WORK ITEM:
Each line of the listing below that includes "Depression" must be copied.

EXERCISE DATA:
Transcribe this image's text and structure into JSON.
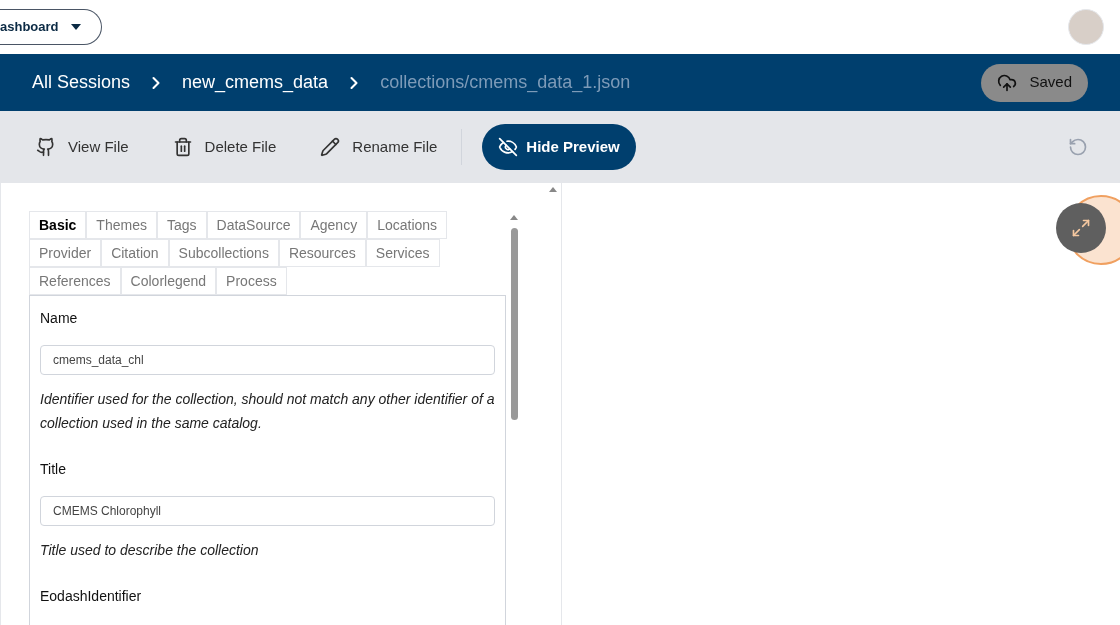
{
  "top_bar": {
    "dashboard_button": "ashboard"
  },
  "breadcrumb": [
    {
      "label": "All Sessions",
      "current": false
    },
    {
      "label": "new_cmems_data",
      "current": false
    },
    {
      "label": "collections/cmems_data_1.json",
      "current": true
    }
  ],
  "save_status": "Saved",
  "toolbar": [
    {
      "kind": "github",
      "label": "View File"
    },
    {
      "kind": "delete",
      "label": "Delete File"
    },
    {
      "kind": "rename",
      "label": "Rename File"
    }
  ],
  "preview_button": "Hide Preview",
  "tab_rows": [
    [
      {
        "label": "Basic",
        "selected": true
      },
      {
        "label": "Themes",
        "selected": false
      },
      {
        "label": "Tags",
        "selected": false
      },
      {
        "label": "DataSource",
        "selected": false
      },
      {
        "label": "Agency",
        "selected": false
      },
      {
        "label": "Locations",
        "selected": false
      }
    ],
    [
      {
        "label": "Provider",
        "selected": false
      },
      {
        "label": "Citation",
        "selected": false
      },
      {
        "label": "Subcollections",
        "selected": false
      },
      {
        "label": "Resources",
        "selected": false
      },
      {
        "label": "Services",
        "selected": false
      }
    ],
    [
      {
        "label": "References",
        "selected": false
      },
      {
        "label": "Colorlegend",
        "selected": false
      },
      {
        "label": "Process",
        "selected": false
      }
    ]
  ],
  "fields": [
    {
      "label": "Name",
      "value": "cmems_data_chl",
      "help": "Identifier used for the collection, should not match any other identifier of a collection used in the same catalog."
    },
    {
      "label": "Title",
      "value": "CMEMS Chlorophyll",
      "help": "Title used to describe the collection"
    },
    {
      "label": "EodashIdentifier"
    }
  ]
}
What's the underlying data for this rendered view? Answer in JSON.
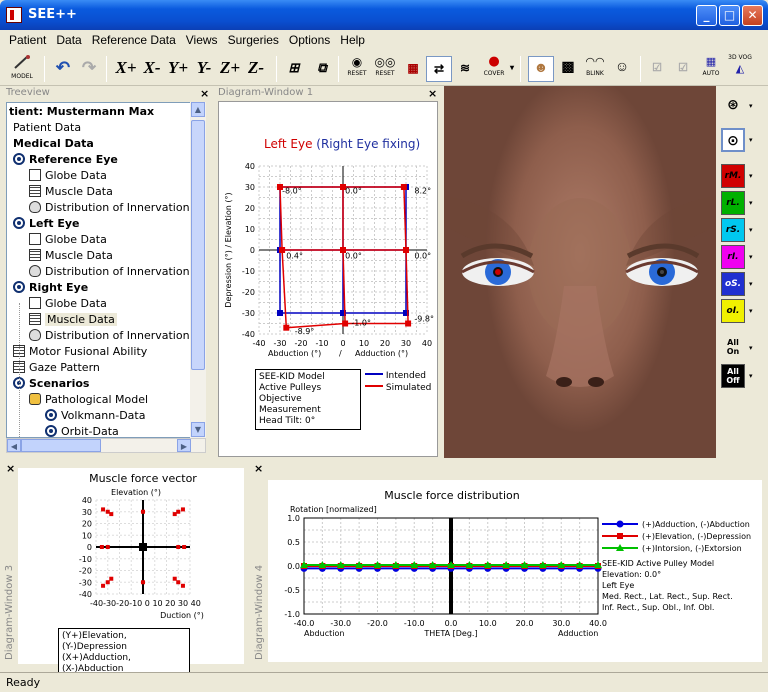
{
  "window": {
    "title": "SEE++"
  },
  "menu": [
    "Patient",
    "Data",
    "Reference Data",
    "Views",
    "Surgeries",
    "Options",
    "Help"
  ],
  "toolbar": {
    "model_label": "MODEL",
    "axes": [
      "X+",
      "X-",
      "Y+",
      "Y-",
      "Z+",
      "Z-"
    ],
    "reset1": "RESET",
    "reset2": "RESET",
    "cover": "COVER",
    "blink": "BLINK",
    "auto": "AUTO",
    "vog": "3D VOG"
  },
  "treeview": {
    "header": "Treeview",
    "items": [
      {
        "label": "tient: Mustermann Max",
        "bold": true,
        "icon": "none",
        "indent": 0
      },
      {
        "label": "Patient Data",
        "bold": false,
        "icon": "none",
        "indent": 4
      },
      {
        "label": "Medical Data",
        "bold": true,
        "icon": "none",
        "indent": 4
      },
      {
        "label": "Reference Eye",
        "bold": true,
        "icon": "eye-icon",
        "indent": 4
      },
      {
        "label": "Globe Data",
        "bold": false,
        "icon": "globe-icon",
        "indent": 20
      },
      {
        "label": "Muscle Data",
        "bold": false,
        "icon": "muscle-icon",
        "indent": 20
      },
      {
        "label": "Distribution of Innervations",
        "bold": false,
        "icon": "brain-icon",
        "indent": 20
      },
      {
        "label": "Left Eye",
        "bold": true,
        "icon": "eye-icon",
        "indent": 4
      },
      {
        "label": "Globe Data",
        "bold": false,
        "icon": "globe-icon",
        "indent": 20
      },
      {
        "label": "Muscle Data",
        "bold": false,
        "icon": "muscle-icon",
        "indent": 20
      },
      {
        "label": "Distribution of Innervations",
        "bold": false,
        "icon": "brain-icon",
        "indent": 20
      },
      {
        "label": "Right Eye",
        "bold": true,
        "icon": "eye-icon",
        "indent": 4
      },
      {
        "label": "Globe Data",
        "bold": false,
        "icon": "globe-icon",
        "indent": 20
      },
      {
        "label": "Muscle Data",
        "bold": false,
        "icon": "muscle-icon",
        "indent": 20,
        "selected": true
      },
      {
        "label": "Distribution of Innervations",
        "bold": false,
        "icon": "brain-icon",
        "indent": 20
      },
      {
        "label": "Motor Fusional Ability",
        "bold": false,
        "icon": "grid-icon",
        "indent": 4
      },
      {
        "label": "Gaze Pattern",
        "bold": false,
        "icon": "grid-icon",
        "indent": 4
      },
      {
        "label": "Scenarios",
        "bold": true,
        "icon": "eye-icon",
        "indent": 4
      },
      {
        "label": "Pathological Model",
        "bold": false,
        "icon": "lock-icon",
        "indent": 20
      },
      {
        "label": "Volkmann-Data",
        "bold": false,
        "icon": "eye-icon",
        "indent": 36
      },
      {
        "label": "Orbit-Data",
        "bold": false,
        "icon": "eye-icon",
        "indent": 36
      }
    ]
  },
  "diagram1": {
    "header": "Diagram-Window 1",
    "title_a": "Left Eye",
    "title_b": "(Right Eye fixing)",
    "ylabel": "Depression (°)  / Elevation (°)",
    "xlabel_a": "Abduction (°)",
    "xlabel_sep": "/",
    "xlabel_b": "Adduction (°)",
    "point_labels": [
      "-8.0°",
      "0.0°",
      "8.2°",
      "0.4°",
      "0.0°",
      "0.0°",
      "-8.9°",
      "-1.0°",
      "-9.8°"
    ],
    "xticks": [
      "-40",
      "-30",
      "-20",
      "-10",
      "0",
      "10",
      "20",
      "30",
      "40"
    ],
    "yticks": [
      "40",
      "30",
      "20",
      "10",
      "0",
      "-10",
      "-20",
      "-30",
      "-40"
    ],
    "info": [
      "SEE-KID Model",
      "Active Pulleys",
      "Objective Measurement",
      "Head Tilt: 0°"
    ],
    "legend": [
      "Intended",
      "Simulated"
    ]
  },
  "rightpanel": {
    "muscles": [
      "rM.",
      "rL.",
      "rS.",
      "rI.",
      "oS.",
      "oI."
    ],
    "muscle_colors": [
      "#d00000",
      "#00b000",
      "#00c8f0",
      "#f000f0",
      "#2030d0",
      "#f0f000"
    ],
    "all_on": "All On",
    "all_off": "All Off"
  },
  "diagram3": {
    "header": "Diagram-Window 3",
    "title": "Muscle force vector",
    "ylabel": "Elevation (°)",
    "xlabel": "Duction (°)",
    "xticks": "-40-30-20-10 0 10 20 30 40",
    "yticks": [
      "40",
      "30",
      "20",
      "10",
      "0",
      "-10",
      "-20",
      "-30",
      "-40"
    ],
    "legend": [
      "(Y+)Elevation, (Y-)Depression",
      "(X+)Adduction, (X-)Abduction"
    ]
  },
  "diagram4": {
    "header": "Diagram-Window 4",
    "title": "Muscle force distribution",
    "ylabel": "Rotation [normalized]",
    "xlabel": "THETA [Deg.]",
    "xlabel_left": "Abduction",
    "xlabel_right": "Adduction",
    "xticks": [
      "-40.0",
      "-30.0",
      "-20.0",
      "-10.0",
      "0.0",
      "10.0",
      "20.0",
      "30.0",
      "40.0"
    ],
    "yticks": [
      "1.0",
      "0.5",
      "0.0",
      "-0.5",
      "-1.0"
    ],
    "legend": [
      "(+)Adduction, (-)Abduction",
      "(+)Elevation, (-)Depression",
      "(+)Intorsion, (-)Extorsion"
    ],
    "info": [
      "SEE-KID Active Pulley Model",
      "Elevation: 0.0°",
      "Left Eye",
      "Med. Rect., Lat. Rect., Sup. Rect.",
      "Inf. Rect., Sup. Obl., Inf. Obl."
    ]
  },
  "status": "Ready",
  "chart_data": [
    {
      "type": "line",
      "title": "Left Eye (Right Eye fixing)",
      "xlabel": "Abduction (°) / Adduction (°)",
      "ylabel": "Depression (°)  / Elevation (°)",
      "xlim": [
        -40,
        40
      ],
      "ylim": [
        -40,
        40
      ],
      "series": [
        {
          "name": "Intended",
          "color": "#0000c0",
          "points": [
            [
              -30,
              30
            ],
            [
              0,
              30
            ],
            [
              30,
              30
            ],
            [
              -30,
              0
            ],
            [
              0,
              0
            ],
            [
              30,
              0
            ],
            [
              -30,
              -30
            ],
            [
              0,
              -30
            ],
            [
              30,
              -30
            ]
          ]
        },
        {
          "name": "Simulated",
          "color": "#e00000",
          "points": [
            [
              -30,
              30
            ],
            [
              0,
              30
            ],
            [
              29,
              30
            ],
            [
              -29,
              0
            ],
            [
              0,
              0
            ],
            [
              30,
              0
            ],
            [
              -27,
              -37
            ],
            [
              1,
              -35
            ],
            [
              31,
              -35
            ]
          ]
        }
      ]
    },
    {
      "type": "scatter",
      "title": "Muscle force vector",
      "xlabel": "Duction (°)",
      "ylabel": "Elevation (°)",
      "xlim": [
        -40,
        40
      ],
      "ylim": [
        -40,
        40
      ]
    },
    {
      "type": "line",
      "title": "Muscle force distribution",
      "xlabel": "THETA [Deg.]",
      "ylabel": "Rotation [normalized]",
      "xlim": [
        -40,
        40
      ],
      "ylim": [
        -1,
        1
      ],
      "series": [
        {
          "name": "(+)Adduction, (-)Abduction",
          "color": "#0000e0",
          "values": [
            -0.05,
            -0.05,
            -0.05,
            -0.05,
            -0.05,
            -0.05,
            -0.05,
            -0.05,
            -0.05,
            -0.05,
            -0.05,
            -0.05,
            -0.05,
            -0.05,
            -0.05,
            -0.05,
            -0.05
          ]
        },
        {
          "name": "(+)Elevation, (-)Depression",
          "color": "#e00000",
          "values": [
            0.0,
            0.0,
            0.0,
            0.0,
            0.0,
            0.0,
            0.0,
            0.0,
            0.0,
            0.0,
            0.0,
            0.0,
            0.0,
            0.0,
            0.0,
            0.0,
            0.0
          ]
        },
        {
          "name": "(+)Intorsion, (-)Extorsion",
          "color": "#00c000",
          "values": [
            0.02,
            0.02,
            0.02,
            0.02,
            0.02,
            0.02,
            0.02,
            0.02,
            0.02,
            0.02,
            0.02,
            0.02,
            0.02,
            0.02,
            0.02,
            0.02,
            0.02
          ]
        }
      ]
    }
  ]
}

FINAL ANSWER:
    "ylabel": "Depression (°)  / Elevation (°)",
      "(Y+)Elevation, (Y-)Depression",
      "(+)Elevation, (-)Depression",
      "ylabel": "Depression (°)  / Elevation (°)",
          "name": "(+)Elevation, (-)Depression",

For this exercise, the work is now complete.